Leading up to elections, voters often rely on the media as a source of information for each candidate running for office. Since the average voter does not know each candidate personally, they will turn to newspapers, TV, radio or the Internet to get information on where the candidates stand on particular issues in order to make an informed decision. Media exposure can therefore play a direct role in how a person ultimately casts their vote.
One of the most obvious ways the use of media influences voting behaviour is through the use of advertisements by political campaigns. A typical political ad will tout a candidate's experience or highlight where they stand on certain issues. In many cases, those same ads will be used to cast their opponent in a negative light. The ad might, for example, draw attention to them taking an unpopular stance on a certain social or political issue. Such political ads are designed to draw voters into supporting one candidate over another by appealing to their desire to vote for someone who aligns closely with their own political philosophy.
By their nature, opinion polls influence what choices voters make going into an election. An opinion poll can create what is called a bandwagon effect. In this situation, a poll can prompt some voters to back a candidate who is shown to have a significant lead in the poll because they believe that candidate will win the election.
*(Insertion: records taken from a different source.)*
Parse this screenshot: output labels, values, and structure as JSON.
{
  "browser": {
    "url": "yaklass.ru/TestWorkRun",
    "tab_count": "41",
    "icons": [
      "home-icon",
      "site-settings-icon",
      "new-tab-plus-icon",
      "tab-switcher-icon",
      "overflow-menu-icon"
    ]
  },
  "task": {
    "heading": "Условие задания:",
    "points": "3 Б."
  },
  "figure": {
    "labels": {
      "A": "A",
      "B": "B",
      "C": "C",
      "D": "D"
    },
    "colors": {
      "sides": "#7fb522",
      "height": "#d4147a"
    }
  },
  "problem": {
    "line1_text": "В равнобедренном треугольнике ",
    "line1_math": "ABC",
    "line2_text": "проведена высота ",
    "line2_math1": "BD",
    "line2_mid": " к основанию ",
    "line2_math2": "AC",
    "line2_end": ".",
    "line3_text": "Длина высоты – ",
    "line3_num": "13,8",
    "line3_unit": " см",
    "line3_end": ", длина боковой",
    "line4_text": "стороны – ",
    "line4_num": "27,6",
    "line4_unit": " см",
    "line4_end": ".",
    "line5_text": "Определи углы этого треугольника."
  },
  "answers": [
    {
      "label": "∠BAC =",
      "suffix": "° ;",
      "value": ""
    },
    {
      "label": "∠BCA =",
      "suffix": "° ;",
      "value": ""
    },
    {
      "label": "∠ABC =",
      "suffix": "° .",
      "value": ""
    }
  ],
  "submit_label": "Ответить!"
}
These voters act out of a desire to align themselves with the popular candidate. Opinion polls can also work to influence public perception of a candidate. If a poll is taken after a candidate makes a major speech or debate, poll numbers will frame the context in which voters view that speech or debate. If they are trailing, the candidate is viewed as struggling in the campaign. If they lead, they are seen as the front-runner.
Media coverage of elections can go a long way toward determining which issues end up becoming most important or relevant during any given election. If several newspaper articles and TV reports choose to emphasise economic issues, for example, a candidate running for political office may tailor their message to tell voters how they will deal with economic problems once elected or re-elected. Media influence can dictate what talking points emerge during the course of an election simply by pointing out a candidate's previous record and experience in dealing with whatever hot button issues are before the public.
Unbiased reporting is a foundational element of journalistic ethics. The reality is that mass media political bias has existed almost since the invention of the printing press and has influenced plenty of elections since that time. The rise of 24-hour news channels on cable TV during the 1990s fuelled public perception that media bias plays a major role in shaping the political environment. A common criticism on these channels is many of the reporters and talk-show hosts report in a manner slanted to put the political ideology of their corporate owners in a positive light. This can include favourable reports on candidates or parties who match that ideology and attacking candidates or parties who are opposed to it.